They can’t get no satisfaction.
A dozen angry couples rallied outside a Brooklyn courthouse on Thursday to demand that Jason Stevens, owner of the Dumbo venue Rebar, be criminally charged for pocketing the money they paid him for weddings that can’t happen now that the venue is shuttered and he is facing separate charges of tax fraud. Police and the district attorney have refused to pursue the spurned lovebirds’ case, which they say shows the state has a double standard when it comes to settling scores.
“The government is making sure they get their money,” said Injy Carpenter, a Brooklyn Heights resident who says she paid Rebar more than $18,000 for a January 2015 wedding. “[Stevens is] not being held accountable for his crimes against us. We have a lot of working class people who put their life savings into their weddings.”
Outside Stevens’ court hearing the embattled restaurateur was swarmed by members of the press and aggrieved couples who say he duped them out of money and made their special day a nightmare. Stevens closed shop abruptly on May 9, then disappeared for a week before turning himself in to face the music for allegedly skimming sales tax at his busy gastropub for four years.
The couples say that Stevens took payments for 150 weddings that were to take place over the next two years and made off with $1 million.
The couples have tried filing complaints with the police and with state and borough prosecutors, but Brooklyn District Attorney Ken Thompson’s office called it a civil problem, and police won’t even take a report, they say.

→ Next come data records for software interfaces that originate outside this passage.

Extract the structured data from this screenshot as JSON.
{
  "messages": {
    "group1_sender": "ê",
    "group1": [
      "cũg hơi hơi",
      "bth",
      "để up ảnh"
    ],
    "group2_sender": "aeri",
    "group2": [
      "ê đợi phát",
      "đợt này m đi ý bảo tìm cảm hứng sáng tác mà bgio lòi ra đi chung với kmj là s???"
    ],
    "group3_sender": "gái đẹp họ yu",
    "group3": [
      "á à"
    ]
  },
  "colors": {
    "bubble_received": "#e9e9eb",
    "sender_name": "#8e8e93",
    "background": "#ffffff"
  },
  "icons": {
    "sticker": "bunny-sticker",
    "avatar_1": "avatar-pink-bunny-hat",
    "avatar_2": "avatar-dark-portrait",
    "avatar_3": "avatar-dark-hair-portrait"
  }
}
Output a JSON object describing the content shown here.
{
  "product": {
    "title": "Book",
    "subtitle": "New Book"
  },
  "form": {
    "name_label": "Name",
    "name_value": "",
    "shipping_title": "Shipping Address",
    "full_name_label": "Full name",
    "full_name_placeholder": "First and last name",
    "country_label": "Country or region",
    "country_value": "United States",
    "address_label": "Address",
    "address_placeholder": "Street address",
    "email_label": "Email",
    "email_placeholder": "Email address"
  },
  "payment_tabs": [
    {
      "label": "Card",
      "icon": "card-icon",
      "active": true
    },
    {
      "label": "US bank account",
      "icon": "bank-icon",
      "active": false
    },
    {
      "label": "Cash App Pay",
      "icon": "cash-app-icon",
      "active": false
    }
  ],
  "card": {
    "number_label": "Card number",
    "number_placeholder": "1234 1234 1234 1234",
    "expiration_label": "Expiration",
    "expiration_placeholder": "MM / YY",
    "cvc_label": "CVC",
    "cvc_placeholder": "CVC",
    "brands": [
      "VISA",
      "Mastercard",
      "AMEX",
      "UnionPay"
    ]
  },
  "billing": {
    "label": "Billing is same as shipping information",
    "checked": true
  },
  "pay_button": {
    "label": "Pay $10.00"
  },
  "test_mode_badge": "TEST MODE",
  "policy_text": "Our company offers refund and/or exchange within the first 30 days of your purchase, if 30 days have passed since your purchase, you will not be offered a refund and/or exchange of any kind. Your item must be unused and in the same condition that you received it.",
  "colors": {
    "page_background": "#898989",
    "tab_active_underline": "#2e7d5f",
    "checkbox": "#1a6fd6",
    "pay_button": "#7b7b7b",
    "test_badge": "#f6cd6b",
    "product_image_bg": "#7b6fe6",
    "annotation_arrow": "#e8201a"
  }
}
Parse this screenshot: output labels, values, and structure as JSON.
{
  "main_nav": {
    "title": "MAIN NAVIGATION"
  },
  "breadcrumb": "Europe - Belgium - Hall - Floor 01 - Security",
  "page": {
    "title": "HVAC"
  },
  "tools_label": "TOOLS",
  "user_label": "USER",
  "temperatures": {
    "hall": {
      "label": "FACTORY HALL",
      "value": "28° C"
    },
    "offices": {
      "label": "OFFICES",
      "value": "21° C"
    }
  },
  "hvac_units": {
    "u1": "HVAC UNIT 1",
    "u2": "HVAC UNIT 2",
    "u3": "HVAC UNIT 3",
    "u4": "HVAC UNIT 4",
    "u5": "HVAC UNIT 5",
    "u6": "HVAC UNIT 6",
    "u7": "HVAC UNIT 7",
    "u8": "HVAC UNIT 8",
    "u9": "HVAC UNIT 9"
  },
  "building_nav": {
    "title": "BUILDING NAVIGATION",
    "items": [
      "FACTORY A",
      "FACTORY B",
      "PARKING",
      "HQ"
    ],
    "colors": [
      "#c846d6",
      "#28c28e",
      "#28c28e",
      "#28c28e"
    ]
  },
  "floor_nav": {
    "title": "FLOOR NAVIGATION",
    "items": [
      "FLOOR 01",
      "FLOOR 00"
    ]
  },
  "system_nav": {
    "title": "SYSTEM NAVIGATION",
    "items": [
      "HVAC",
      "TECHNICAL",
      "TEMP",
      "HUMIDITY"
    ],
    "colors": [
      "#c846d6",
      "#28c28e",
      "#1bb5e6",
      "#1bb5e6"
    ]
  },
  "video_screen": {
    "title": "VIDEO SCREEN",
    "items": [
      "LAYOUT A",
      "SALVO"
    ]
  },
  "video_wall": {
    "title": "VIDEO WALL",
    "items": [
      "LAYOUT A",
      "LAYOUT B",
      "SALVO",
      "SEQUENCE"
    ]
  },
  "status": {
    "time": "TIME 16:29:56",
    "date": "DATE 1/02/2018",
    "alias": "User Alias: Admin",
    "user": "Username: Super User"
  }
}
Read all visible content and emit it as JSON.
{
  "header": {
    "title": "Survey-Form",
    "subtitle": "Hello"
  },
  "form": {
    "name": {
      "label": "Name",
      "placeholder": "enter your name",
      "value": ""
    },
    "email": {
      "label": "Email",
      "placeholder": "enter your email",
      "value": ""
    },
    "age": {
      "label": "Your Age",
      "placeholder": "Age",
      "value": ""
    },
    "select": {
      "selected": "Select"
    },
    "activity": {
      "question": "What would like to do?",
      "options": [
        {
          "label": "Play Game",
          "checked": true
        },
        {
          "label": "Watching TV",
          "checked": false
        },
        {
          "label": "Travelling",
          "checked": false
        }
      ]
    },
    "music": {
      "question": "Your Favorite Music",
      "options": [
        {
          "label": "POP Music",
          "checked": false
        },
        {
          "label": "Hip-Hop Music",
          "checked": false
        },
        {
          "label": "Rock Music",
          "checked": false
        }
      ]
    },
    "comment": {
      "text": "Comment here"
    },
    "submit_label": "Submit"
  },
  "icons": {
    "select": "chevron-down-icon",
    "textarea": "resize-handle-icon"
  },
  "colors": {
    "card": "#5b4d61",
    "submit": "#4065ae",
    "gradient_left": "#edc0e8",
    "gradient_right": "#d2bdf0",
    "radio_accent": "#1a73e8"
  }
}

Police would not respond to a request for comment and the state attorney general’s office said only that it is investigating.
But the should-be-weds are still flooding law enforcement phone-lines, with some saying that tacking years onto a potential prison sentence for Stevens is more important than getting their money back.
“At this point, I’d just rather see him behind bars,” said Stephanie Kutch, who is helping to organize the couples with her fiance Christian Pascarella.
The act of soliciting and accepting money for nuptials that Stevens knew would not happen may constitute a crime, but a criminal defense attorney said that it is unlikely to be prosecuted in criminal court.
“It appears that this could be a theft,” said David Rankin, an attorney with the law firm Rankin and Taylor. “It looks like he may have taken their money. But people don’t usually get arrested for this type of thing.”
Rankin said such issues are usually handled through lawsuits because it’s easier to win a case in civil court and a win there could get the victims some cash back.
The couples have also reached out to local pols to see if they can provide leverage with the authorities.
None have offered their help so far, but Councilman Steve Levin (D—Dumbo) issued a statement condemning the alleged misdeeds.
“Couples on the eve of their marriage and the employees of Rebar should not be forced into this terrible situation,” Levin said. “And it is important that we work together as a community to find justice for those done wrong.”